How about some rodent dung in your coffee? Maggots in your pizza sauce? Mold in the jelly on your toast?

Oh, and so sorry, chocolate lovers. That dark, delicious bar you devoured might contain 30 or more insect parts and a sprinkling of rodent hair.

Called “food defects,” these dismembered creatures and their excrement are the unfortunate byproduct of growing and harvesting food.

“It is economically impractical to grow, harvest, or process raw products that are totally free of non-hazardous, naturally occurring, unavoidable defects,” says the US Food and Drug Administration.

So while there’s no way to get rid of all the creatures that might hitch a ride along the food processing chain, the FDA has established standards to keep food defects to a minimum.

Let’s go through a typical day of meals to see what else you’re not aware that you’re eating.

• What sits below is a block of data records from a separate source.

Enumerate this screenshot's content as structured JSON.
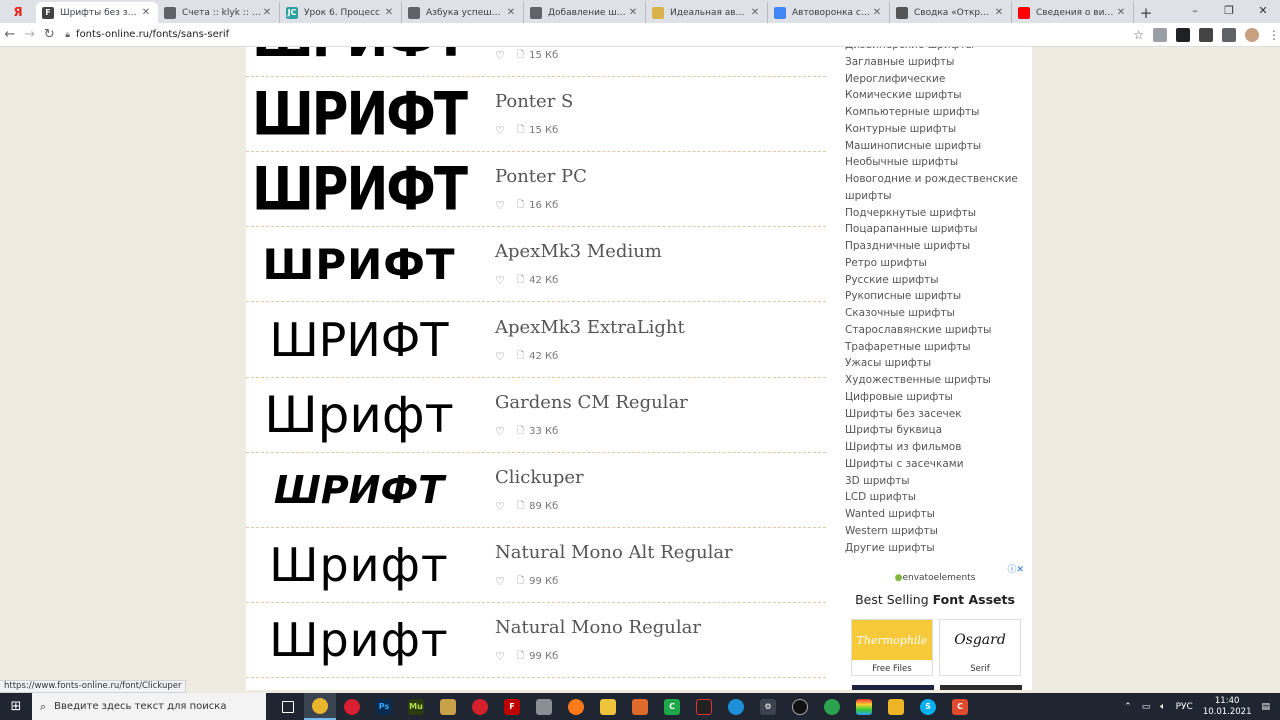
{
  "browser": {
    "tabs": [
      {
        "title": "Шрифты без засечек",
        "color": "#ffffff",
        "fav_text": "F",
        "fav_color": "#444444",
        "active": true
      },
      {
        "title": "Счета :: klyk :: justclick",
        "color": "",
        "fav_text": "",
        "fav_color": "#5f6368"
      },
      {
        "title": "Урок 6. Процесс",
        "color": "",
        "fav_text": "JC",
        "fav_color": "#30a0a0"
      },
      {
        "title": "Азбука успешного бизнеса",
        "color": "",
        "fav_text": "",
        "fav_color": "#5f6368"
      },
      {
        "title": "Добавление шрифтов",
        "color": "",
        "fav_text": "",
        "fav_color": "#5f6368"
      },
      {
        "title": "Идеальная автоворонка",
        "color": "",
        "fav_text": "",
        "fav_color": "#d9b24c"
      },
      {
        "title": "Автоворонка с нуля",
        "color": "",
        "fav_text": "",
        "fav_color": "#4285f4"
      },
      {
        "title": "Сводка «Открытки»",
        "color": "",
        "fav_text": "",
        "fav_color": "#555555"
      },
      {
        "title": "Сведения о видео - YouTube",
        "color": "",
        "fav_text": "",
        "fav_color": "#ff0000"
      }
    ],
    "url": "fonts-online.ru/fonts/sans-serif",
    "status_url": "https://www.fonts-online.ru/font/Clickuper"
  },
  "fonts": [
    {
      "name": "",
      "size": "15 Кб",
      "preview": "ШРИФТ"
    },
    {
      "name": "Ponter S",
      "size": "15 Кб",
      "preview": "ШРИФТ"
    },
    {
      "name": "Ponter PC",
      "size": "16 Кб",
      "preview": "ШРИФТ"
    },
    {
      "name": "ApexMk3 Medium",
      "size": "42 Кб",
      "preview": "ШРИФТ"
    },
    {
      "name": "ApexMk3 ExtraLight",
      "size": "42 Кб",
      "preview": "ШРИФТ"
    },
    {
      "name": "Gardens CM Regular",
      "size": "33 Кб",
      "preview": "Шрифт"
    },
    {
      "name": "Clickuper",
      "size": "89 Кб",
      "preview": "ШРИФТ"
    },
    {
      "name": "Natural Mono Alt Regular",
      "size": "99 Кб",
      "preview": "Шрифт"
    },
    {
      "name": "Natural Mono Regular",
      "size": "99 Кб",
      "preview": "Шрифт"
    }
  ],
  "categories": [
    "Дизайнерские шрифты",
    "Заглавные шрифты",
    "Иероглифические",
    "Комические шрифты",
    "Компьютерные шрифты",
    "Контурные шрифты",
    "Машинописные шрифты",
    "Необычные шрифты",
    "Новогодние и рождественские шрифты",
    "Подчеркнутые шрифты",
    "Поцарапанные шрифты",
    "Праздничные шрифты",
    "Ретро шрифты",
    "Русские шрифты",
    "Рукописные шрифты",
    "Сказочные шрифты",
    "Старославянские шрифты",
    "Трафаретные шрифты",
    "Ужасы шрифты",
    "Художественные шрифты",
    "Цифровые шрифты",
    "Шрифты без засечек",
    "Шрифты буквица",
    "Шрифты из фильмов",
    "Шрифты с засечками",
    "3D шрифты",
    "LCD шрифты",
    "Wanted шрифты",
    "Western шрифты",
    "Другие шрифты"
  ],
  "ad": {
    "brand": "envatoelements",
    "title_plain": "Best Selling ",
    "title_bold": "Font Assets",
    "tiles": [
      {
        "img_text": "Thermophile",
        "label": "Free Files",
        "bg": "#f5c93a"
      },
      {
        "img_text": "Osgard",
        "label": "Serif",
        "bg": "#ffffff"
      }
    ]
  },
  "taskbar": {
    "search_placeholder": "Введите здесь текст для поиска",
    "lang": "РУС",
    "time": "11:40",
    "date": "10.01.2021"
  }
}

Breakfast

The coffee beans you grind for breakfast are allowed by the FDA to have an average of 10 milligrams or more animal poop per pound. As much as 4% to 6% of beans by count are also allowed to be insect-infested or moldy.

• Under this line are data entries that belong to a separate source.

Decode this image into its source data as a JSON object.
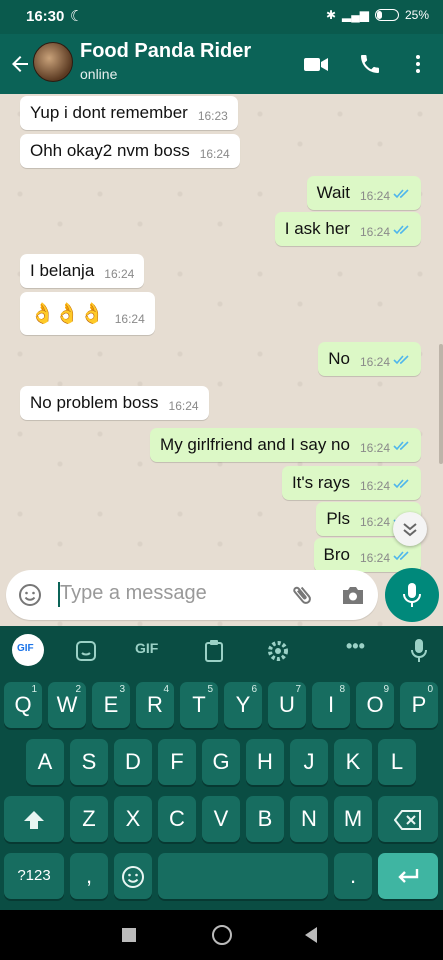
{
  "status": {
    "time": "16:30",
    "battery": "25%"
  },
  "header": {
    "name": "Food Panda Rider",
    "status": "online"
  },
  "messages": [
    {
      "dir": "in",
      "text": "Yup i dont remember",
      "time": "16:23"
    },
    {
      "dir": "in",
      "text": "Ohh okay2 nvm boss",
      "time": "16:24"
    },
    {
      "dir": "out",
      "text": "Wait",
      "time": "16:24"
    },
    {
      "dir": "out",
      "text": "I ask her",
      "time": "16:24"
    },
    {
      "dir": "in",
      "text": "I belanja",
      "time": "16:24"
    },
    {
      "dir": "in",
      "text": "👌👌👌",
      "time": "16:24"
    },
    {
      "dir": "out",
      "text": "No",
      "time": "16:24"
    },
    {
      "dir": "in",
      "text": "No problem boss",
      "time": "16:24"
    },
    {
      "dir": "out",
      "text": "My girlfriend and I say no",
      "time": "16:24"
    },
    {
      "dir": "out",
      "text": "It's rays",
      "time": "16:24"
    },
    {
      "dir": "out",
      "text": "Pls",
      "time": "16:24"
    },
    {
      "dir": "out",
      "text": "Bro",
      "time": "16:24"
    }
  ],
  "input": {
    "placeholder": "Type a message"
  },
  "keyboard": {
    "toolbar": {
      "gif_label": "GIF"
    },
    "row1": [
      {
        "k": "Q",
        "h": "1"
      },
      {
        "k": "W",
        "h": "2"
      },
      {
        "k": "E",
        "h": "3"
      },
      {
        "k": "R",
        "h": "4"
      },
      {
        "k": "T",
        "h": "5"
      },
      {
        "k": "Y",
        "h": "6"
      },
      {
        "k": "U",
        "h": "7"
      },
      {
        "k": "I",
        "h": "8"
      },
      {
        "k": "O",
        "h": "9"
      },
      {
        "k": "P",
        "h": "0"
      }
    ],
    "row2": [
      "A",
      "S",
      "D",
      "F",
      "G",
      "H",
      "J",
      "K",
      "L"
    ],
    "row3": [
      "Z",
      "X",
      "C",
      "V",
      "B",
      "N",
      "M"
    ],
    "symbols": "?123",
    "comma": ",",
    "period": "."
  },
  "colors": {
    "header": "#0b6357",
    "outgoing": "#dcf8c6",
    "incoming": "#ffffff",
    "read_ticks": "#4fb6ec",
    "accent": "#00897b"
  }
}
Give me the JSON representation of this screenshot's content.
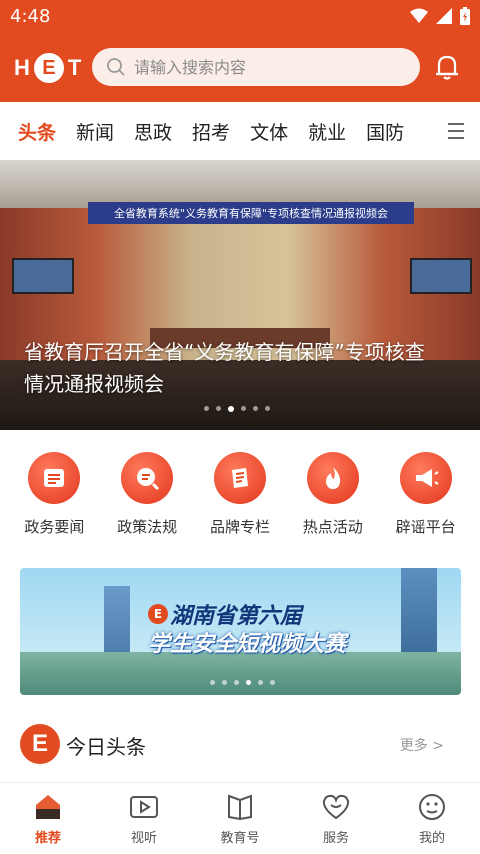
{
  "status": {
    "time": "4:48"
  },
  "header": {
    "logo": {
      "h": "H",
      "e": "E",
      "t": "T"
    },
    "search_placeholder": "请输入搜索内容"
  },
  "tabs": [
    {
      "label": "头条",
      "active": true
    },
    {
      "label": "新闻"
    },
    {
      "label": "思政"
    },
    {
      "label": "招考"
    },
    {
      "label": "文体"
    },
    {
      "label": "就业"
    },
    {
      "label": "国防"
    }
  ],
  "banner": {
    "sign": "全省教育系统\"义务教育有保障\"专项核查情况通报视频会",
    "caption": "省教育厅召开全省“义务教育有保障”专项核查情况通报视频会"
  },
  "quick_menu": [
    {
      "label": "政务要闻",
      "icon": "news-icon"
    },
    {
      "label": "政策法规",
      "icon": "policy-search-icon"
    },
    {
      "label": "品牌专栏",
      "icon": "brand-column-icon"
    },
    {
      "label": "热点活动",
      "icon": "flame-icon"
    },
    {
      "label": "辟谣平台",
      "icon": "megaphone-icon"
    }
  ],
  "promo": {
    "line1": "湖南省第六届",
    "line2": "学生安全短视频大赛",
    "badge": "E"
  },
  "section": {
    "icon_letter": "E",
    "title": "今日头条",
    "more": "更多 >"
  },
  "bottom_nav": [
    {
      "label": "推荐",
      "icon": "home-icon",
      "active": true
    },
    {
      "label": "视听",
      "icon": "video-icon"
    },
    {
      "label": "教育号",
      "icon": "book-icon"
    },
    {
      "label": "服务",
      "icon": "heart-icon"
    },
    {
      "label": "我的",
      "icon": "profile-face-icon"
    }
  ],
  "colors": {
    "accent": "#e24a1f",
    "search_bg": "#fbeee9"
  }
}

As you sprinkle black pepper on your morning eggs, try not to think about the fact you may be eating more than 40 insect fragments with every teaspoon, along with a smidgen of rodent hair.